Input material:
* * * * * * *
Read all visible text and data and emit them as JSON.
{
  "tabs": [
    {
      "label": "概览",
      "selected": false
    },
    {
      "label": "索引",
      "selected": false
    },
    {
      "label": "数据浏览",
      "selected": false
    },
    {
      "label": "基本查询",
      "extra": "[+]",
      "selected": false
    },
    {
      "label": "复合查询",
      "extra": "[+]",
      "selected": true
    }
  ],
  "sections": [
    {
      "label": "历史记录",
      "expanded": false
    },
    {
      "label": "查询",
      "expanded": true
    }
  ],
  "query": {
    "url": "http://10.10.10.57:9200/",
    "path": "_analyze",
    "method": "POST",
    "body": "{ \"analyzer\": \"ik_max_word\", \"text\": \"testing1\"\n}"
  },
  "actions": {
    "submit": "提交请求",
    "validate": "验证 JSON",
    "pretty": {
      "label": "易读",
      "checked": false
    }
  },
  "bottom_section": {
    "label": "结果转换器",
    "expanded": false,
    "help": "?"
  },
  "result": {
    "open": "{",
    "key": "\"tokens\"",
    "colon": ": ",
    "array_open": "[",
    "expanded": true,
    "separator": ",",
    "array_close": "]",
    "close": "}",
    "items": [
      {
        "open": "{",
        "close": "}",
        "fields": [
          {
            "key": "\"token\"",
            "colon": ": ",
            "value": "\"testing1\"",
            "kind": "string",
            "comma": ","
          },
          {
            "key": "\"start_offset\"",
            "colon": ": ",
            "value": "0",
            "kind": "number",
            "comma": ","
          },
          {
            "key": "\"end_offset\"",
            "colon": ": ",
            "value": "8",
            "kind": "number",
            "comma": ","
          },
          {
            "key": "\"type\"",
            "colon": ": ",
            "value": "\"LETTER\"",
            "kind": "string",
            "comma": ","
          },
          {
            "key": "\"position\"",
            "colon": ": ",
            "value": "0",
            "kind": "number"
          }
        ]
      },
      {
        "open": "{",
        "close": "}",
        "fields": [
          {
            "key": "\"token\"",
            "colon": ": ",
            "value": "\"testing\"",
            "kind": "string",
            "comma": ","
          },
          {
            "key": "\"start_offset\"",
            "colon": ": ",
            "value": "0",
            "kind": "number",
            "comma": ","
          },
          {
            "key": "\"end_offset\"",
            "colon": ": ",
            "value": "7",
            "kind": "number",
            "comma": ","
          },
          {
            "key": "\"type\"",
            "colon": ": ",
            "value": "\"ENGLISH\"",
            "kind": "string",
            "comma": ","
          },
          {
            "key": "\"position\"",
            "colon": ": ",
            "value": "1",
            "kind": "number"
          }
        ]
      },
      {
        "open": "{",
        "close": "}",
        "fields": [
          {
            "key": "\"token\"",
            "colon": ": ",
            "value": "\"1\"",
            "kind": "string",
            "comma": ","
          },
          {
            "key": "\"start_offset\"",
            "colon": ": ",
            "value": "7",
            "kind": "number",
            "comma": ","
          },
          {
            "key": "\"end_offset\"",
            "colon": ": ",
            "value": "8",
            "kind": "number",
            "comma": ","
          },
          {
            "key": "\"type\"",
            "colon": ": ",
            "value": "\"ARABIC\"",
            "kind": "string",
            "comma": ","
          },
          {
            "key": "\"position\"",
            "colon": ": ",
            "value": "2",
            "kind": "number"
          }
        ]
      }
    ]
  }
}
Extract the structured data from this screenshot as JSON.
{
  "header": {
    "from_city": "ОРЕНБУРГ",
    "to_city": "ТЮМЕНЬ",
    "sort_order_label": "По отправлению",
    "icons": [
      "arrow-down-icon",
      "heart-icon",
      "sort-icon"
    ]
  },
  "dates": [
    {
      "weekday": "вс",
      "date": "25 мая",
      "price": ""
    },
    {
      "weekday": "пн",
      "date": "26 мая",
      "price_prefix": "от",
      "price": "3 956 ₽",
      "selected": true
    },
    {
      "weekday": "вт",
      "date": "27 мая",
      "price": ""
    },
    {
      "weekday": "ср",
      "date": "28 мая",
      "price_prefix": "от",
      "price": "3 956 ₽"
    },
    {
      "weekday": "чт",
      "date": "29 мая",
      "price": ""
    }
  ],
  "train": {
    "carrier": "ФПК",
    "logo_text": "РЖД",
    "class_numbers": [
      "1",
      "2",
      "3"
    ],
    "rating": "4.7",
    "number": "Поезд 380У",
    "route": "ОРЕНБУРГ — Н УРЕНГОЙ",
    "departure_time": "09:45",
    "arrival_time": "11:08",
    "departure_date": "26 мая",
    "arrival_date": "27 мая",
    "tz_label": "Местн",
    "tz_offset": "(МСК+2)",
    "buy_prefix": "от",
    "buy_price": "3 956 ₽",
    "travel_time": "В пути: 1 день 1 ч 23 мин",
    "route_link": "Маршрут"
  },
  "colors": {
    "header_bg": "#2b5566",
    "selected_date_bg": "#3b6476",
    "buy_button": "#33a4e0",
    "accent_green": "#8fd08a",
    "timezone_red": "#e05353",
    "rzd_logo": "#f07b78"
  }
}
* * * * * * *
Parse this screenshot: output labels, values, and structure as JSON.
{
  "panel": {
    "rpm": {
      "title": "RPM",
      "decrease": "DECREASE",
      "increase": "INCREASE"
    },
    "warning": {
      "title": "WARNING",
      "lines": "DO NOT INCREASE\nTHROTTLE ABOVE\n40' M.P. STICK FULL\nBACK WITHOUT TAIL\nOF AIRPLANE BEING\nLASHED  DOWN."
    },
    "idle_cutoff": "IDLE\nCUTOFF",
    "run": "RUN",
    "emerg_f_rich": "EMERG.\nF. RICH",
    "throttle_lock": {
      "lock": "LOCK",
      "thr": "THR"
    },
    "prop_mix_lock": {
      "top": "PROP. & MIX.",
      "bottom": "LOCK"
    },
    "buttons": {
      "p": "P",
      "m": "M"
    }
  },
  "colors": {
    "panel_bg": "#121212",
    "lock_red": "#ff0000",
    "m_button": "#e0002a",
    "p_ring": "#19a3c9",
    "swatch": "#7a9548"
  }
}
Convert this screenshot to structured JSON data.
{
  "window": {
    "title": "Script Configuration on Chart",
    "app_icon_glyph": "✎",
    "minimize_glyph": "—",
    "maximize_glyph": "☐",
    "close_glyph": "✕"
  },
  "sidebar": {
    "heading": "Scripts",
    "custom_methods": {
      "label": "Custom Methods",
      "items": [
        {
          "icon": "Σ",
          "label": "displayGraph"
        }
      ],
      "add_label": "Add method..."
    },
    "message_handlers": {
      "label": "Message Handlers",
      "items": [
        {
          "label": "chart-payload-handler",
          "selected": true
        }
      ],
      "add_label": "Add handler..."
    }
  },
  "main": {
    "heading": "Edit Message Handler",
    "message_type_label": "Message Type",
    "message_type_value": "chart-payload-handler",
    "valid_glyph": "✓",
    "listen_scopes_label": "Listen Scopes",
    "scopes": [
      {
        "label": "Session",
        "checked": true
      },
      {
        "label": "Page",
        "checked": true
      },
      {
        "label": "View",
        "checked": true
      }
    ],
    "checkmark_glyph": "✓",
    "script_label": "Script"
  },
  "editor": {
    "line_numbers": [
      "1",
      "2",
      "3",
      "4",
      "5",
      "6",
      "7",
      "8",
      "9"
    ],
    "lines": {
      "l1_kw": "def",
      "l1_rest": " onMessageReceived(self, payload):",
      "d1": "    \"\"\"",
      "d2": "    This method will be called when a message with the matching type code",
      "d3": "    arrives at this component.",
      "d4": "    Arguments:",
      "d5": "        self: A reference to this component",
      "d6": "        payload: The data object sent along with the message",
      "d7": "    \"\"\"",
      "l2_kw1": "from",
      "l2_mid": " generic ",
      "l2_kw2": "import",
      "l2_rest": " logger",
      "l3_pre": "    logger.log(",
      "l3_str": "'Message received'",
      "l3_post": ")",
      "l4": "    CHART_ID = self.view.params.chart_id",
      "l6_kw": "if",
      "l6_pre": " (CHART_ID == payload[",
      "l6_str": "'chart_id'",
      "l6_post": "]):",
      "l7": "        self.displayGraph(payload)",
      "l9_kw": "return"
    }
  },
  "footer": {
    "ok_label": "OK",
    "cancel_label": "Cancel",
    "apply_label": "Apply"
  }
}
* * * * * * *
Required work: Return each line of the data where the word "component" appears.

Answer to this task:
      "d3": "    arrives at this component.",
      "d5": "        self: A reference to this component",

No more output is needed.